Segment Open

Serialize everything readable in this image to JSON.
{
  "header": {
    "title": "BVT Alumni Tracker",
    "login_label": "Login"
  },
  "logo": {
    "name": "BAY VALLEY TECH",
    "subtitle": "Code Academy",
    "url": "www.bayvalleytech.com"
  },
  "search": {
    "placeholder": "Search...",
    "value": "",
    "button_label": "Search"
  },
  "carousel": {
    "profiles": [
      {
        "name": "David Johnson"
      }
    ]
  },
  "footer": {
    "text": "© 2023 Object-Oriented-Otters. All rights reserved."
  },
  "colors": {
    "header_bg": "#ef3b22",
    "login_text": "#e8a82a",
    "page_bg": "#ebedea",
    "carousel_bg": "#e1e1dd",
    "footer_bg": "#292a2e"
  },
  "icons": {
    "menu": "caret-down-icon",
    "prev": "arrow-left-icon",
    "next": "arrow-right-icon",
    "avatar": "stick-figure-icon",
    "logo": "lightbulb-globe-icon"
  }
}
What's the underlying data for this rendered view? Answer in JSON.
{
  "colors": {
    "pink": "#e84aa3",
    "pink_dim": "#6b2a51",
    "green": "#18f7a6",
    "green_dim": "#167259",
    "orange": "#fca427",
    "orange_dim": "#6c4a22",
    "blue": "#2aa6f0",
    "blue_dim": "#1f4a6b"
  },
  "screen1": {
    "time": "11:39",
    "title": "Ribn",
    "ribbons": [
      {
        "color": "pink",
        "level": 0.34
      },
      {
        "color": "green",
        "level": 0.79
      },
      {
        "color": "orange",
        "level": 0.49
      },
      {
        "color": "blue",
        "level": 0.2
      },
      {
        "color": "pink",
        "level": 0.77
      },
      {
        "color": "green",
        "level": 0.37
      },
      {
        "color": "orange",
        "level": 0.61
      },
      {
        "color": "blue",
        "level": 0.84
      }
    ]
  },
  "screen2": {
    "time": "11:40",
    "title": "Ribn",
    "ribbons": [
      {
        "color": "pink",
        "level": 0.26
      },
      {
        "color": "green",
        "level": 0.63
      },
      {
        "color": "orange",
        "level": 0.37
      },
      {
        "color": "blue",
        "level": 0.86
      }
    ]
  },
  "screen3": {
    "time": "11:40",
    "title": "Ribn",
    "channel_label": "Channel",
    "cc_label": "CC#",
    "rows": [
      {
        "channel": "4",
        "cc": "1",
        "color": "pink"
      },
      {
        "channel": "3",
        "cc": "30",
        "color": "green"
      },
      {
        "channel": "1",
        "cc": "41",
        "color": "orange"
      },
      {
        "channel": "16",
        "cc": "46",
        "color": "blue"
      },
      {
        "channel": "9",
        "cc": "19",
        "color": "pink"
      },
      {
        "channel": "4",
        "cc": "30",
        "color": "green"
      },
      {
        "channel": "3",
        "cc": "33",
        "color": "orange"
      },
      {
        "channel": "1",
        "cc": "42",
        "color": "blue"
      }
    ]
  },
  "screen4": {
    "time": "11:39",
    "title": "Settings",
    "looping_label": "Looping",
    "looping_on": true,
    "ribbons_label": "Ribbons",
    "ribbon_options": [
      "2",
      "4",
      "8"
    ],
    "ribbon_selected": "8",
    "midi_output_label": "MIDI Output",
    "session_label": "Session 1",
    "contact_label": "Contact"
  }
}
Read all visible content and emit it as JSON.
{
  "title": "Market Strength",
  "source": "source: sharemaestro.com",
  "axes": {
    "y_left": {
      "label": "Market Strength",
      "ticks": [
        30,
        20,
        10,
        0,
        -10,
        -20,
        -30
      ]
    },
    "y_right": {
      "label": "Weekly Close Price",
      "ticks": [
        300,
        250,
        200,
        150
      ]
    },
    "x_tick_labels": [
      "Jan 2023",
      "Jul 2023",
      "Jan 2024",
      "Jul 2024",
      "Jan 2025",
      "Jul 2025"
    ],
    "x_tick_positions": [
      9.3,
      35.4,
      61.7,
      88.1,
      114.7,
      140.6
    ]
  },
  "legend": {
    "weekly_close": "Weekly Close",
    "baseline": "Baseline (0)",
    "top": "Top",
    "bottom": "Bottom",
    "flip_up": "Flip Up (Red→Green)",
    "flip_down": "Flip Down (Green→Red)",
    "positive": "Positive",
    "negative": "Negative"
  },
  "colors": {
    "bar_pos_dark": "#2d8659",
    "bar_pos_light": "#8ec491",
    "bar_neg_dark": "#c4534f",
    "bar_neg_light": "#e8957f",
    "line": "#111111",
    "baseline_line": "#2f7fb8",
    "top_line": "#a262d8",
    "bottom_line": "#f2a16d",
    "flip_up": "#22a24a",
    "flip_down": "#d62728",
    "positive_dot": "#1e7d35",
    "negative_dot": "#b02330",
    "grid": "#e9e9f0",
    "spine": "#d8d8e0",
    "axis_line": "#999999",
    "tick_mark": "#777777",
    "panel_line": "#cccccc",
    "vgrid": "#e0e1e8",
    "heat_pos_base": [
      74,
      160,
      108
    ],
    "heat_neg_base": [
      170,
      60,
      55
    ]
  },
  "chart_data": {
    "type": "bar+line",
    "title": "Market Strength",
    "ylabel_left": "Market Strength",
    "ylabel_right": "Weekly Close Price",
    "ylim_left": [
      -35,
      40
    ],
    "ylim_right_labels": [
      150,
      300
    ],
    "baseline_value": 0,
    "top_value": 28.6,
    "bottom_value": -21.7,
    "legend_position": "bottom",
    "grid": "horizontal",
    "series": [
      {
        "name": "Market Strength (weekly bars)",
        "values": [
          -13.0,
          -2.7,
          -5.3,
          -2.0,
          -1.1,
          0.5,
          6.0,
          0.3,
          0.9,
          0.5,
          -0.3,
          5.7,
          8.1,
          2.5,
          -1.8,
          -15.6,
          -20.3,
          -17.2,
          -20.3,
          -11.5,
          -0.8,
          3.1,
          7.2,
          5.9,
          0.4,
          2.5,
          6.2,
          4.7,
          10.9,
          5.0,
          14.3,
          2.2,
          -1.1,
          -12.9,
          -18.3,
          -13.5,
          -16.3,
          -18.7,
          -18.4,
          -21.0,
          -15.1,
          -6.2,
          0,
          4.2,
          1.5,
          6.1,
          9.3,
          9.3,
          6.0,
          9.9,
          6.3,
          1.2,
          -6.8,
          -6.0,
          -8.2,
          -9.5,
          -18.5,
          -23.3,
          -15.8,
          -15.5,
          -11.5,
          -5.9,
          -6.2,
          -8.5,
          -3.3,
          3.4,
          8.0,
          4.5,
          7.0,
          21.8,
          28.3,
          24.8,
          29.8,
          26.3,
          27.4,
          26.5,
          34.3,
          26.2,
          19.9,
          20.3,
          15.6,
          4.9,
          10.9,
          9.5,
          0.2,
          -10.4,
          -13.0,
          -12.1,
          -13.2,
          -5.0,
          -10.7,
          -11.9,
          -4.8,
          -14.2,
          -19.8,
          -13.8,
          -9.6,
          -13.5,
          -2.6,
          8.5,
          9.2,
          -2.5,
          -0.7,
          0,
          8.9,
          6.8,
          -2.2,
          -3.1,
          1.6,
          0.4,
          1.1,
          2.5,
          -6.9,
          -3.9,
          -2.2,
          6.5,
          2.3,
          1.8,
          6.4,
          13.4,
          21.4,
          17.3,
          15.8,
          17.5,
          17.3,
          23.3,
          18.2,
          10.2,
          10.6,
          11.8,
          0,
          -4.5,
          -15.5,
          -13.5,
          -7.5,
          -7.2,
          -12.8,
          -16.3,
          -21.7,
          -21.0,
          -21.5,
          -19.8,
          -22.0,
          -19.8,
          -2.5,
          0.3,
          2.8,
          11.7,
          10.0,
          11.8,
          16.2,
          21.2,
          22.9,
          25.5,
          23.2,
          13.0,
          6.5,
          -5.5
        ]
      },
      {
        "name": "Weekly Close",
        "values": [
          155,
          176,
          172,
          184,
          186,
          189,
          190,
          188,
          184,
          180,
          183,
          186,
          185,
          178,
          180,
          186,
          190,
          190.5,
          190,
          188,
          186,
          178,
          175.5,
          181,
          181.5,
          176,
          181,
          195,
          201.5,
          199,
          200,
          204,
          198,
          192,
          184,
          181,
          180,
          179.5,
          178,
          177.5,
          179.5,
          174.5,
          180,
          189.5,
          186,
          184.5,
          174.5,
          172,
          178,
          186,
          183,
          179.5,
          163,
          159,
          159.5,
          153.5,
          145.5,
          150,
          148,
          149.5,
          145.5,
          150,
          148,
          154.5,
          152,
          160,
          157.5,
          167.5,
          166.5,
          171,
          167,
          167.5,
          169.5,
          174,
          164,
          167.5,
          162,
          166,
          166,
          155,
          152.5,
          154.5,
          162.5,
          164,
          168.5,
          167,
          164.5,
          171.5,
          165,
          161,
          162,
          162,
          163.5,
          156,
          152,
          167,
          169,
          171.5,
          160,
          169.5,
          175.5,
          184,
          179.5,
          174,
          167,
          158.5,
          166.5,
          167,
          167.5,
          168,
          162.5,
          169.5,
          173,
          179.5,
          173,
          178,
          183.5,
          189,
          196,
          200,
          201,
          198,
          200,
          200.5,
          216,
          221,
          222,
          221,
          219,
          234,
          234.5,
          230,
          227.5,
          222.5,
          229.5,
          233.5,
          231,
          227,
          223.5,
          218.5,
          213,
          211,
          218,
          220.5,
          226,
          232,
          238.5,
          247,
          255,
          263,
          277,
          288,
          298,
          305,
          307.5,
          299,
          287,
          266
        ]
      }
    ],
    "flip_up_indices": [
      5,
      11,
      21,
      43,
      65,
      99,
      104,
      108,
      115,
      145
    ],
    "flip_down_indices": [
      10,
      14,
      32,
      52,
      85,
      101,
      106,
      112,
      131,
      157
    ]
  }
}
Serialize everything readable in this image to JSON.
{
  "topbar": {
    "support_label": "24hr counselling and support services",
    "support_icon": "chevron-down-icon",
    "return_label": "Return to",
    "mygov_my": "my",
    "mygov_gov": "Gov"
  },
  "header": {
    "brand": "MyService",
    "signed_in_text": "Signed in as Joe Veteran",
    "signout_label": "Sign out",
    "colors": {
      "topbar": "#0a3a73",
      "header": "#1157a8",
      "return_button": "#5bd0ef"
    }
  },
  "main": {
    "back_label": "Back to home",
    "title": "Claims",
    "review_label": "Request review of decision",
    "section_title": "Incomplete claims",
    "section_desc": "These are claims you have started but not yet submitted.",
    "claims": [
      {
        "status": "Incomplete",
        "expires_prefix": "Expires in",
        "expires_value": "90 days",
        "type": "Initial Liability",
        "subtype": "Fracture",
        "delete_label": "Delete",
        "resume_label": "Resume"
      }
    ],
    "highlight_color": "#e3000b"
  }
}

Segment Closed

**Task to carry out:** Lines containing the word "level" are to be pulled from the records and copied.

**Written reply:**
        "level": 0.34
        "level": 0.79
        "level": 0.49
        "level": 0.2
        "level": 0.77
        "level": 0.37
        "level": 0.61
        "level": 0.84
        "level": 0.26
        "level": 0.63
        "level": 0.37
        "level": 0.86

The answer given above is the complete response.